***** RECORDS PROVIDED *****

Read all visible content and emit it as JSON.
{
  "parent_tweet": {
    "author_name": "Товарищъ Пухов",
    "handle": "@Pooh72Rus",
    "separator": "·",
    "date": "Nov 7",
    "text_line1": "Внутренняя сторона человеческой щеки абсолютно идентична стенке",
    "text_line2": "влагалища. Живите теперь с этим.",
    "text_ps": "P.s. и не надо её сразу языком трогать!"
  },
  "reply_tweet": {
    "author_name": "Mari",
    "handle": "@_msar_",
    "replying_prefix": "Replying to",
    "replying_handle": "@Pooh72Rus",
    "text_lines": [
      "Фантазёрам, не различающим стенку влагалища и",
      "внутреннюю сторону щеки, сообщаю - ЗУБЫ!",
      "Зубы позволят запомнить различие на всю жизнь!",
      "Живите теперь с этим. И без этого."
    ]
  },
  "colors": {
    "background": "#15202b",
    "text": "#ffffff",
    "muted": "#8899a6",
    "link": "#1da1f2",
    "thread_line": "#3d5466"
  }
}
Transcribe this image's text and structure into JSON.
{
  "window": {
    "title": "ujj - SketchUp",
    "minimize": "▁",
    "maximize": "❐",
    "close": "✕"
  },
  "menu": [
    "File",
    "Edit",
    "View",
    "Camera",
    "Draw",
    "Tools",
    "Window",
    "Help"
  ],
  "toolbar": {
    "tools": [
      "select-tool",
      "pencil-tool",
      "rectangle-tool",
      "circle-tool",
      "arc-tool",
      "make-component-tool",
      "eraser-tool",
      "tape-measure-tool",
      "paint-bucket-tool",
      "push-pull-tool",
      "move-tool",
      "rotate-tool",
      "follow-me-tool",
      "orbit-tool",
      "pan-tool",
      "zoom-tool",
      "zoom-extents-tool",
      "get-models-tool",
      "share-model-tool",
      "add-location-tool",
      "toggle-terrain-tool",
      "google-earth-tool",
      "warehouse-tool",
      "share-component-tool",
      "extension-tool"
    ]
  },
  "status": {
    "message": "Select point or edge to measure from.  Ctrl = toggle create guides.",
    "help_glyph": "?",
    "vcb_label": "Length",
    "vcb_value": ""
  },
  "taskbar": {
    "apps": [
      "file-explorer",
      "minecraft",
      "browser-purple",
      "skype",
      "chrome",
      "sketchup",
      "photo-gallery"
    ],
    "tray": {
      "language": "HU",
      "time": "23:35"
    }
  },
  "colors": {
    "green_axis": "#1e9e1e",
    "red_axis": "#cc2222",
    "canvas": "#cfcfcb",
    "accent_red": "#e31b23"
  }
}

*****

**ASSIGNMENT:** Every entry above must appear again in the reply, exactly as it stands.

**THE ANSWER:**
Read all visible content and emit it as JSON.
{
  "parent_tweet": {
    "author_name": "Товарищъ Пухов",
    "handle": "@Pooh72Rus",
    "separator": "·",
    "date": "Nov 7",
    "text_line1": "Внутренняя сторона человеческой щеки абсолютно идентична стенке",
    "text_line2": "влагалища. Живите теперь с этим.",
    "text_ps": "P.s. и не надо её сразу языком трогать!"
  },
  "reply_tweet": {
    "author_name": "Mari",
    "handle": "@_msar_",
    "replying_prefix": "Replying to",
    "replying_handle": "@Pooh72Rus",
    "text_lines": [
      "Фантазёрам, не различающим стенку влагалища и",
      "внутреннюю сторону щеки, сообщаю - ЗУБЫ!",
      "Зубы позволят запомнить различие на всю жизнь!",
      "Живите теперь с этим. И без этого."
    ]
  },
  "colors": {
    "background": "#15202b",
    "text": "#ffffff",
    "muted": "#8899a6",
    "link": "#1da1f2",
    "thread_line": "#3d5466"
  }
}
Transcribe this image's text and structure into JSON.
{
  "window": {
    "title": "ujj - SketchUp",
    "minimize": "▁",
    "maximize": "❐",
    "close": "✕"
  },
  "menu": [
    "File",
    "Edit",
    "View",
    "Camera",
    "Draw",
    "Tools",
    "Window",
    "Help"
  ],
  "toolbar": {
    "tools": [
      "select-tool",
      "pencil-tool",
      "rectangle-tool",
      "circle-tool",
      "arc-tool",
      "make-component-tool",
      "eraser-tool",
      "tape-measure-tool",
      "paint-bucket-tool",
      "push-pull-tool",
      "move-tool",
      "rotate-tool",
      "follow-me-tool",
      "orbit-tool",
      "pan-tool",
      "zoom-tool",
      "zoom-extents-tool",
      "get-models-tool",
      "share-model-tool",
      "add-location-tool",
      "toggle-terrain-tool",
      "google-earth-tool",
      "warehouse-tool",
      "share-component-tool",
      "extension-tool"
    ]
  },
  "status": {
    "message": "Select point or edge to measure from.  Ctrl = toggle create guides.",
    "help_glyph": "?",
    "vcb_label": "Length",
    "vcb_value": ""
  },
  "taskbar": {
    "apps": [
      "file-explorer",
      "minecraft",
      "browser-purple",
      "skype",
      "chrome",
      "sketchup",
      "photo-gallery"
    ],
    "tray": {
      "language": "HU",
      "time": "23:35"
    }
  },
  "colors": {
    "green_axis": "#1e9e1e",
    "red_axis": "#cc2222",
    "canvas": "#cfcfcb",
    "accent_red": "#e31b23"
  }
}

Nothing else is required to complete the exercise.